■ **Work item**
Match the string "author" against each line below, and copy every line that matches.

■ **Information**

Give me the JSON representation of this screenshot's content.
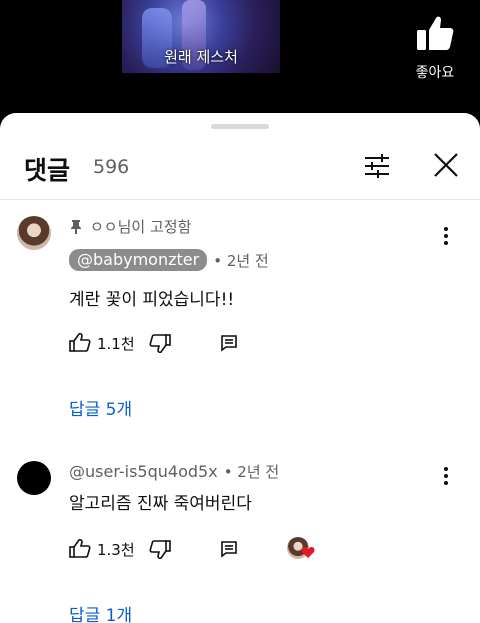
{
  "video": {
    "caption": "원래 제스처",
    "like_label": "좋아요"
  },
  "comments_panel": {
    "title": "댓글",
    "count": "596"
  },
  "comments": [
    {
      "pinned_text": "ㅇㅇ님이 고정함",
      "author": "@babymonzter",
      "time": "• 2년 전",
      "text": "계란 꽃이 피었습니다!!",
      "likes": "1.1천",
      "replies": "답글 5개"
    },
    {
      "author": "@user-is5qu4od5x",
      "time": "• 2년 전",
      "text": "알고리즘 진짜 죽여버린다",
      "likes": "1.3천",
      "replies": "답글 1개"
    }
  ],
  "colors": {
    "link_blue": "#065fd4",
    "heart_red": "#e01b24",
    "secondary_text": "#606060"
  }
}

■ **Response below**
      "author": "@babymonzter",
      "author": "@user-is5qu4od5x",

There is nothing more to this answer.